Besides efficient scoring, MSU locked this game up by reasserting itself on the glass and putting their fingers in the turnover dyke. At the half the Spartans had been held to under 20% offensive rebounding, pulling down only 3 of their own misses, and had committed 7 turnovers, all of them in the first 14 minutes. In the second half, it seemed there were single possessions where MSU got 3 offensive boards, on their way to finishing with a respectable 35% offensive rebounding rate and holding Purdue to 26%. And they finished with 12 turnovers, a tolerable 17% rate and their second-lowest raw number of the season. The full four factors graph is below. The game page can be found here and the official box score is here.

Impressive individual performances were not hard to find either, especially since Izzo is continuing to go with basically a 7-man rotation. Outside the top 7, despite holding a 22-point lead with 6-1/2 minutes left, Izzo only gave a total of 21 minutes to the rest of the team, 6 of those in garbage time.

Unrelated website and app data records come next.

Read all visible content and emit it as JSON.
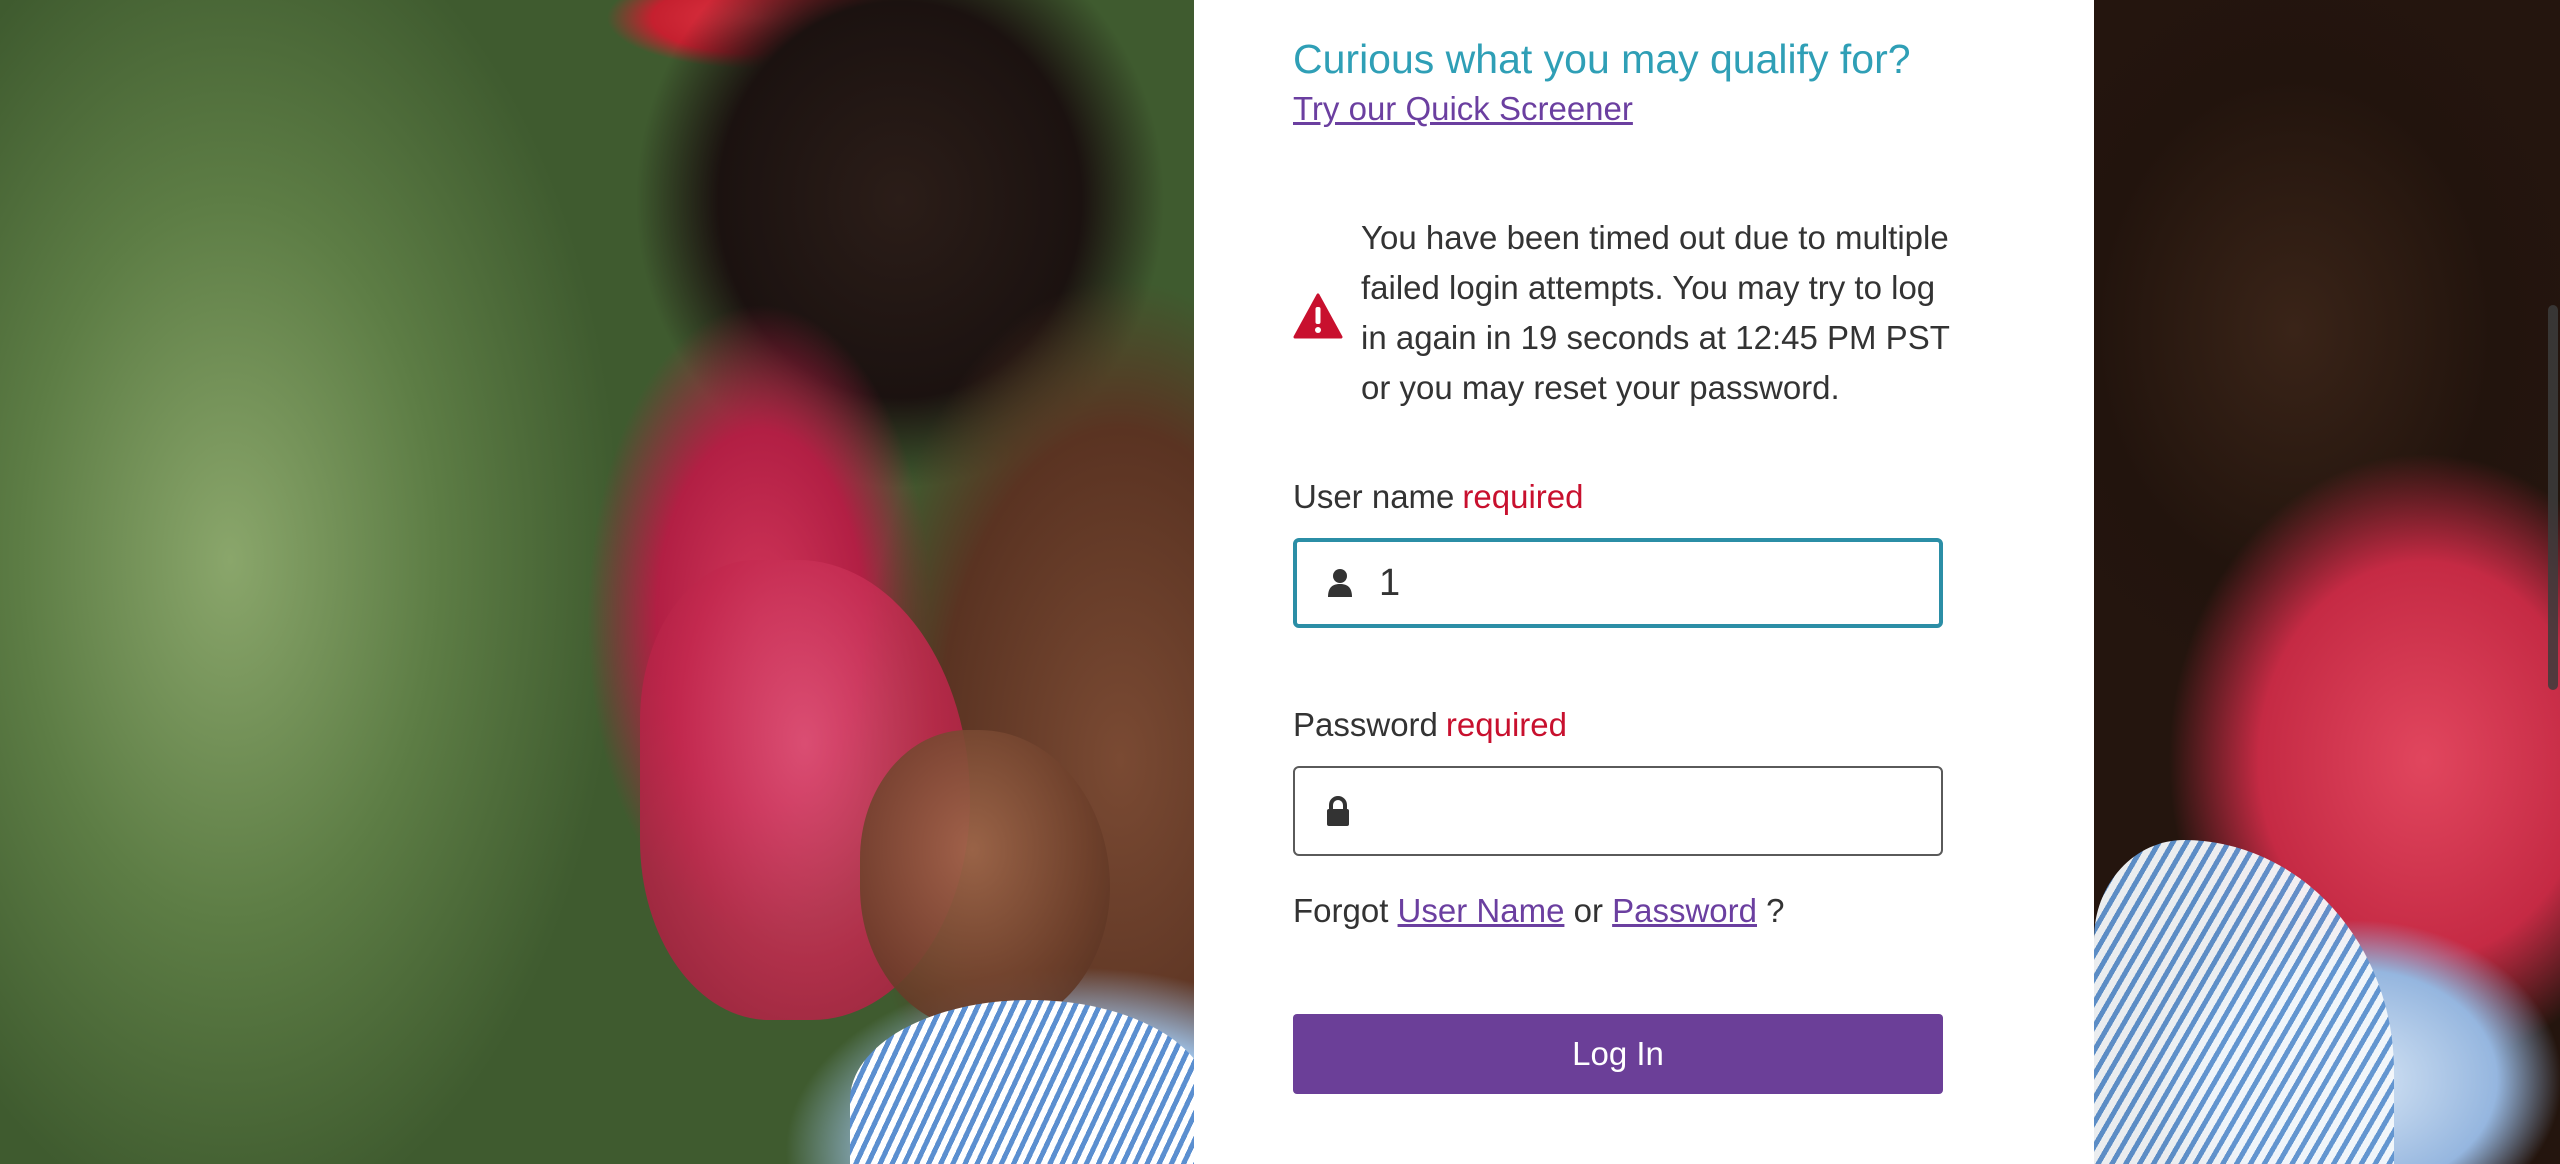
{
  "qualify": {
    "title": "Curious what you may qualify for?",
    "screener_link": "Try our Quick Screener"
  },
  "alert": {
    "icon": "warning-triangle-icon",
    "message": "You have been timed out due to multiple failed login attempts. You may try to log in again in 19 seconds at 12:45 PM PST or you may reset your password."
  },
  "username": {
    "label": "User name",
    "required": "required",
    "value": "1",
    "icon": "user-icon"
  },
  "password": {
    "label": "Password",
    "required": "required",
    "value": "",
    "icon": "lock-icon"
  },
  "forgot": {
    "prefix": "Forgot",
    "username_link": "User Name",
    "middle": "or",
    "password_link": "Password",
    "suffix": "?"
  },
  "login_button": "Log In",
  "colors": {
    "accent_teal": "#2f9fb6",
    "link_purple": "#6b3fa0",
    "button_purple": "#6b3f98",
    "required_red": "#c8102e",
    "alert_red": "#c8102e"
  }
}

Branden Dawson put up a fairly quiet double-double, going for 14 points and 11 rebounds. He was ineffective in the first half, scoring only 4 and missing several opportunities at the rim when it looked like he passed up possible dunks. But he turned it on in the second half and did it without committing any turnovers. He also looked more focused on defense.

MSU managed this relative offensive explosion without a big contribution from Keith Appling, who had clearly been targeted by Matt Painter for cheap-suit style coverage from Ronnie Johnson. Appling only took 6 shots, hitting 2 of them, but performed very effectively as a point guard, handling the ball under heavy pressure and logging 8 assists against only 1 turnover. The turnover problems continued to belong mainly to Denzel Valentine, who committed 4 of them against 4 assists, but he helped offset this with 11 points and 5 boards. Travis Trice had 12 points, including 2 first-half threes, and 2 assists.

Izzo did not get spectacular play from his bigs, but they were effective at times, despite not having an answer for Hammons. The Big Ten's leading defensive rebounder, Adreian Payne, picked up 8 more (9 total boards) in just 20 minutes. Derrick Nix feasted on Travis Carroll and struggled against Hammons on his way to 10 points and 5 rebounds. The #FreeMattCostello movement got a small boost as the freshman managed another bucket in his two minutes of court time.

All told, an encouraging performance after a disappointing loss in Minnesota. This was the first of four games the Spartans really need to have to stay in shouting distance of the conference leaders. Next up is the toughest of the four, a road game at Iowa, where Indiana just had a bit of a scare in escaping with a 4-point win.